This Week In Techdirt History: A SOPA Retrospective
from the memba? dept
Over the past couple of weeks in our look at 2011, SOPA began to rear its head. This week things really hit full steam, and so for this history post we’re going to focus just on what went down in the SOPA fight five years ago.
All eyes were on the upcoming House Judiciary Committee hearings, which were stacked 5 to 1 in favor of censoring the internet. Leading up to them, we pointed out how attempts at censorship in the UK demonstrated how SOPA would fail, that Silicon Valley hadn’t realized it was in DC’s crosshairs, and why all filmmakers should speak out against the bill. Soon, the chorus of voices opposed to SOPA (and its partner PROTECT-IP) began to grow at an astounding pace: Facebook, Twitter, eBay and other big internet companies spoke up, and were joined by over 100 lawyers and law professors and then hackers, the ACLU, consumer rights groups, and human rights groups; venture capitalists explained how it would break the internet, a study showed how it would chill innovation and investment, and the EFF warned about its regulation of VPNs, proxies and other privacy tools; Ron Paul joined the ranks of congressional opposition while SOPA supporter Joe Biden accidentally explained why the bills were un-American; a study showed that the majority of Americans opposed SOPA, and even Canadians were speaking up, fearing collateral damage. And we featured voices ranging from filmmakers and technologists to health care activists explaining the damage SOPA would do.
How did the other side respond? First Amendment expert Floyd Abrams twisted himself in verbal knots explaining how SOPA would censor protected speech but somehow not violate the First Amendment; the House Judiciary Committee denied that its hearings were stacked in any way; Viacom made the absurd and hilarious threat that failing to pass SOPA might mean Spongebob Squarepants dies; and the bill’s congressional sponsors weakly tried to say it was going to protect the troops. Then the hearings got underway and were largely a SOPA love-fest, though a lot of Representatives expressed serious concerns.

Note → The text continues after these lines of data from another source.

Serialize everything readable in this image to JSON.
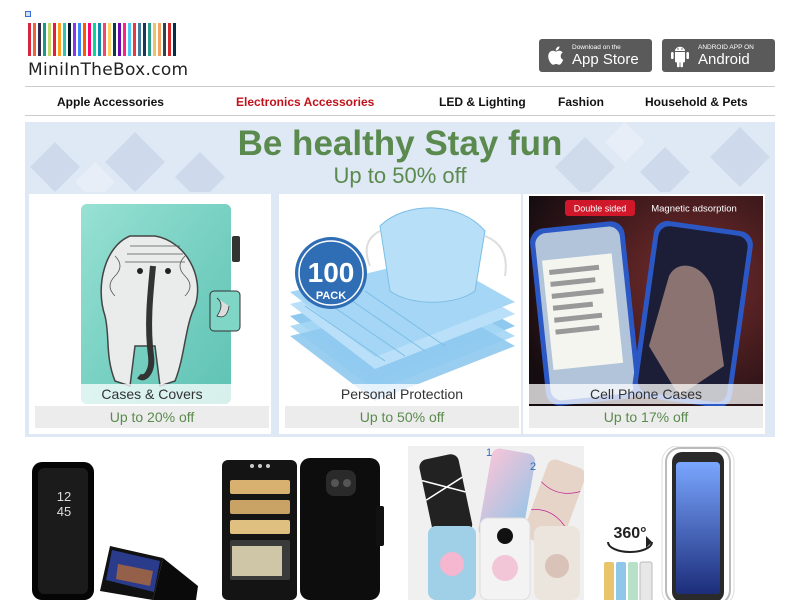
{
  "brand": {
    "name": "MiniInTheBox.com",
    "stripe_colors": [
      "#d7263d",
      "#f46036",
      "#2e294e",
      "#1b998b",
      "#c5d86d",
      "#e71d36",
      "#ff9f1c",
      "#2ec4b6",
      "#011627",
      "#8338ec",
      "#3a86ff",
      "#fb5607",
      "#ff006e",
      "#06d6a0",
      "#118ab2",
      "#ef476f",
      "#ffd166",
      "#073b4c",
      "#7209b7",
      "#f72585",
      "#4cc9f0",
      "#e63946",
      "#457b9d",
      "#1d3557",
      "#2a9d8f",
      "#e9c46a",
      "#f4a261",
      "#264653",
      "#d62828",
      "#003049"
    ]
  },
  "app_badges": {
    "appstore": {
      "small": "Download on the",
      "big": "App Store"
    },
    "android": {
      "small": "ANDROID APP ON",
      "big": "Android"
    }
  },
  "nav": {
    "items": [
      {
        "label": "Apple Accessories"
      },
      {
        "label": "Electronics Accessories"
      },
      {
        "label": "LED & Lighting"
      },
      {
        "label": "Fashion"
      },
      {
        "label": "Household & Pets"
      }
    ],
    "active_color": "#c0121b"
  },
  "banner": {
    "headline": "Be healthy Stay fun",
    "subline": "Up to 50% off",
    "accent_color": "#5b8a4e",
    "cards": [
      {
        "caption": "Cases & Covers",
        "discount": "Up to 20% off"
      },
      {
        "caption": "Personal Protection",
        "discount": "Up to 50% off",
        "pack_count": "100",
        "pack_label": "PACK"
      },
      {
        "caption": "Cell Phone Cases",
        "discount": "Up to 17% off",
        "tag_double": "Double sided",
        "tag_magnetic": "Magnetic adsorption"
      }
    ]
  },
  "products": [
    {
      "icon": "mirror-flip-case",
      "clock_hour": "12",
      "clock_min": "45"
    },
    {
      "icon": "wallet-case"
    },
    {
      "icon": "marble-popsocket-cases",
      "marker_1": "1",
      "marker_2": "2"
    },
    {
      "icon": "clear-360-case",
      "badge": "360°"
    }
  ]
}
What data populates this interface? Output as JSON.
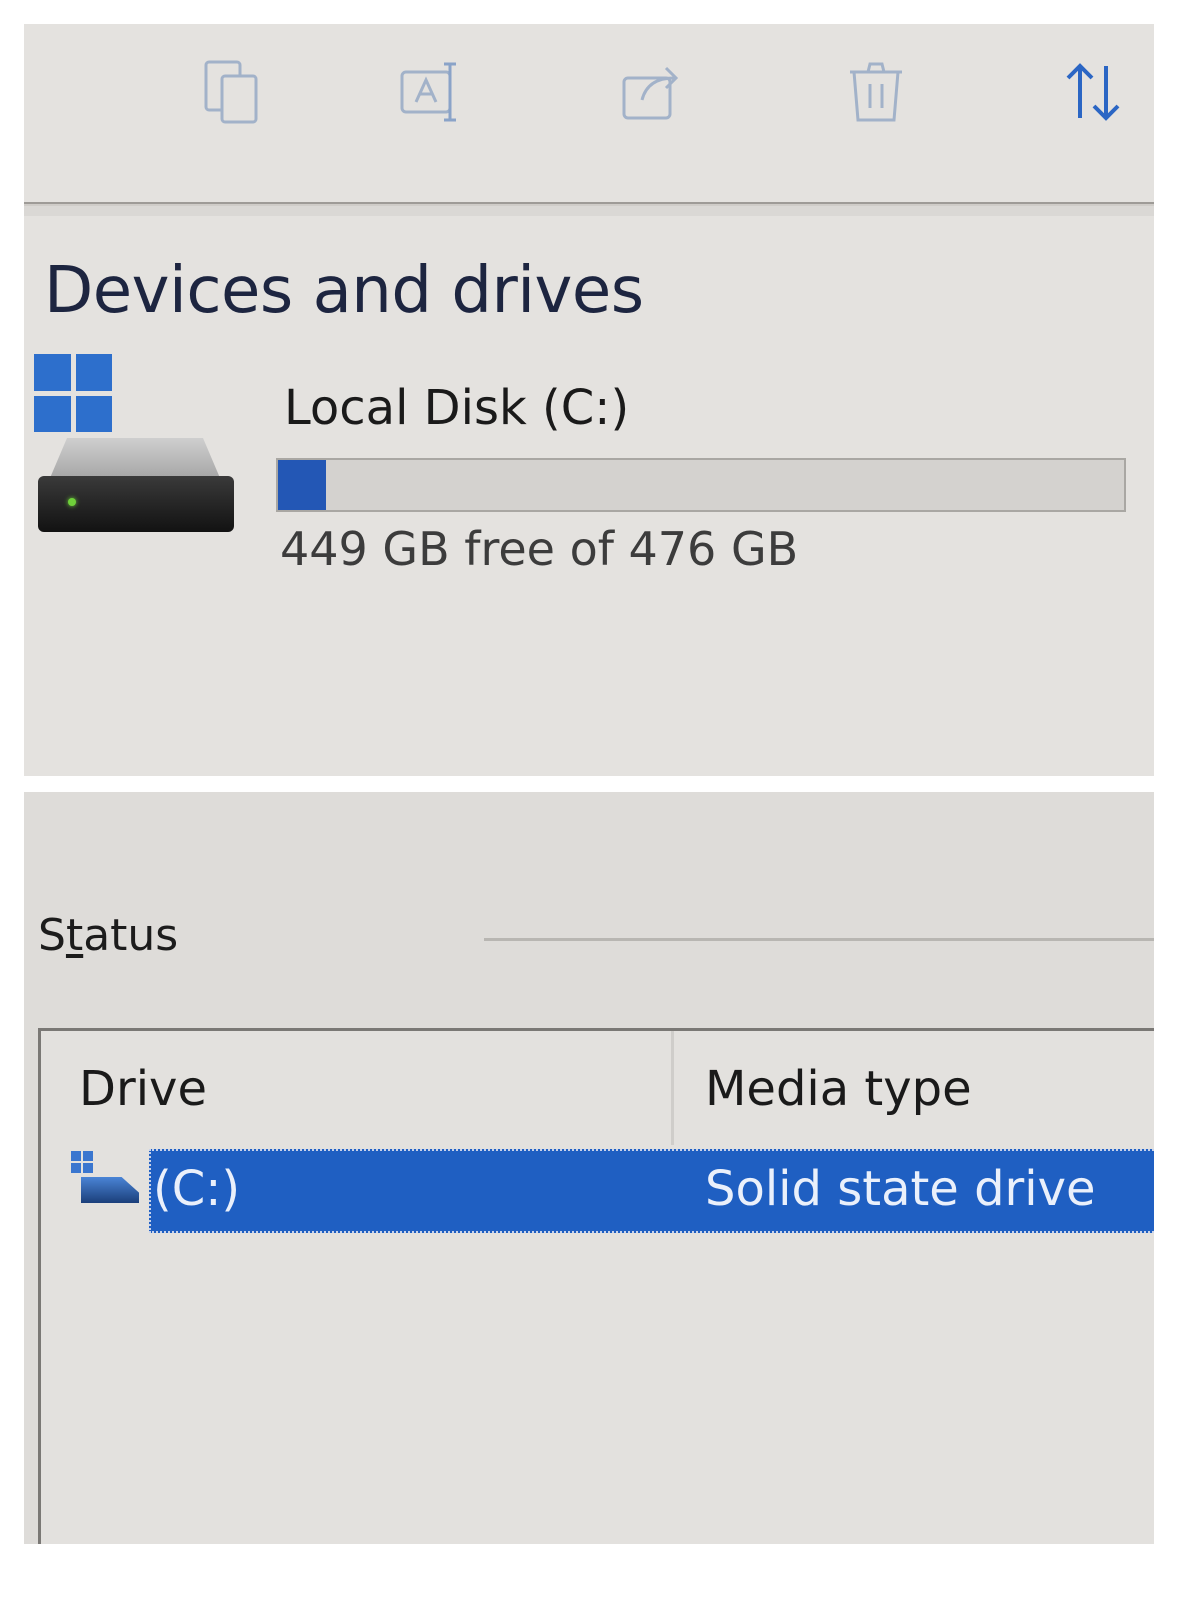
{
  "toolbar": {
    "icons": [
      {
        "name": "copy-icon"
      },
      {
        "name": "rename-icon"
      },
      {
        "name": "share-icon"
      },
      {
        "name": "delete-icon"
      },
      {
        "name": "sort-icon"
      }
    ]
  },
  "devices": {
    "section_title": "Devices and drives",
    "drive": {
      "name": "Local Disk (C:)",
      "free_text": "449 GB free of 476 GB",
      "used_fraction": 0.057,
      "icon": "hard-drive-icon"
    }
  },
  "status": {
    "label_before": "S",
    "label_access_key": "t",
    "label_after": "atus",
    "columns": {
      "drive": "Drive",
      "media_type": "Media type"
    },
    "rows": [
      {
        "drive": "(C:)",
        "media_type": "Solid state drive",
        "selected": true
      }
    ]
  },
  "colors": {
    "accent": "#2357b5",
    "selection": "#1f5fc2",
    "background": "#e4e2df"
  }
}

Meanwhile, we still had more questions: how would we even guage SOPA’s success? Do you really want to give China and other oppressive regimes a blueprint for internet censorship? Following the hearings, even more people spoke up: the EU Parliament warned the US against censorship efforts, Nancy Pelosi called for a better solution, multiple Senators came out against PROTECT-IP, security experts warned against DNS filtering, and the Washington Post’s Dominic Basulto wrote an incredulous column about the message SOPA sends to the world. It even started to become a congressional election issue, with challengers calling out the SOPA support of incumbent representatives.
And amazingly, as we all now know, the protests had not yet even come close to their peak.